▶ [Activity]: Report, as a bare number, how many lines of the entries below contain "JSON".

▶ [Input data]:
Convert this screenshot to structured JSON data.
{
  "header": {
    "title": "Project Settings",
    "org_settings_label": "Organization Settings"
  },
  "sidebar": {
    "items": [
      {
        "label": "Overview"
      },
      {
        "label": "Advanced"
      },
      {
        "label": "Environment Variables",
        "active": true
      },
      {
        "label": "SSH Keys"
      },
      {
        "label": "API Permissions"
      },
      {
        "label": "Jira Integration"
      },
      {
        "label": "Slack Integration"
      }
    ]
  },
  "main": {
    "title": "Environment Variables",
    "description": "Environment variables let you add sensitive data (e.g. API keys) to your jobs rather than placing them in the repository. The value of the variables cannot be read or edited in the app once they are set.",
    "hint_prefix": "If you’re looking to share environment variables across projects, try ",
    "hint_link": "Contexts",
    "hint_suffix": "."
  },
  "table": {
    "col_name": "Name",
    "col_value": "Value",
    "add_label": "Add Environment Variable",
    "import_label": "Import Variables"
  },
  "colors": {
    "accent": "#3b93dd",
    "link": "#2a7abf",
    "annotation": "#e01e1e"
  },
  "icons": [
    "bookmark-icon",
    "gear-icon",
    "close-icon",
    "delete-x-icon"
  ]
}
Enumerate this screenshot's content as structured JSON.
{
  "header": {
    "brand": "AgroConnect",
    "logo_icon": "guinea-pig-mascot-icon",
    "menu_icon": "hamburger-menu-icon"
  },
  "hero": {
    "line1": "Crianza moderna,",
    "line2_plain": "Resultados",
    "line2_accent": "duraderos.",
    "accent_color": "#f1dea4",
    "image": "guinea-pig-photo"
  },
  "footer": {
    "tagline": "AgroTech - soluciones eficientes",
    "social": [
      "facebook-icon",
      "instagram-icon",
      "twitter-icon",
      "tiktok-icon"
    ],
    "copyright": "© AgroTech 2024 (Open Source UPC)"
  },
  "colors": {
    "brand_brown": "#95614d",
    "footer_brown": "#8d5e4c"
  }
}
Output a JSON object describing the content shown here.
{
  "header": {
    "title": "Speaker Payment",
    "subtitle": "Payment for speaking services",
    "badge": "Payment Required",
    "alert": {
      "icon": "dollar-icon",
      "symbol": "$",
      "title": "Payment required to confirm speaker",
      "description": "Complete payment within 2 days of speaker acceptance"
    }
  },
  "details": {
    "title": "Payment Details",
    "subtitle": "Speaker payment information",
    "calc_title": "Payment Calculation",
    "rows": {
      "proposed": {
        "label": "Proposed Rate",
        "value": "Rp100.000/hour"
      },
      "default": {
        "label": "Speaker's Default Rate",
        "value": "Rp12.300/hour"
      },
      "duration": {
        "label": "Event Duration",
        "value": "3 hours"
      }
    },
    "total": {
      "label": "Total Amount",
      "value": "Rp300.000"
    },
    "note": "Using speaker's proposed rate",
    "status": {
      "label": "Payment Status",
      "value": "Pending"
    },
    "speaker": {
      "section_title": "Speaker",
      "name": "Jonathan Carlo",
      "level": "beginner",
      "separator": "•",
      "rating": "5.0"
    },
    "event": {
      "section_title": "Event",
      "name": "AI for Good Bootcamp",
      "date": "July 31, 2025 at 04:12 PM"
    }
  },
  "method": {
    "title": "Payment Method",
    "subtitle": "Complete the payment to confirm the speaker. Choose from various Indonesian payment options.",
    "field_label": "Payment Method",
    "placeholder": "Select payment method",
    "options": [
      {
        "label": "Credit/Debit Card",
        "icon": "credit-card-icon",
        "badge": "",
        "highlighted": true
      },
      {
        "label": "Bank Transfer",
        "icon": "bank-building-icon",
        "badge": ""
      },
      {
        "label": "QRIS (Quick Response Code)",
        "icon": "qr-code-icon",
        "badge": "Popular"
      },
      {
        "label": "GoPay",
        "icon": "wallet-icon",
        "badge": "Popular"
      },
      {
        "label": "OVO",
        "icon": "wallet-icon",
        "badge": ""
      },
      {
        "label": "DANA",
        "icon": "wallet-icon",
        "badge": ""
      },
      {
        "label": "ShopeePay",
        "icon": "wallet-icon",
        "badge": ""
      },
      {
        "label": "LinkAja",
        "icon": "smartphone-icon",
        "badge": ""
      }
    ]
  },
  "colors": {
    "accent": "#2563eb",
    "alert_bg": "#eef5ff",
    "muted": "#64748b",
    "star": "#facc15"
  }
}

▶ [Exercise answer]: 3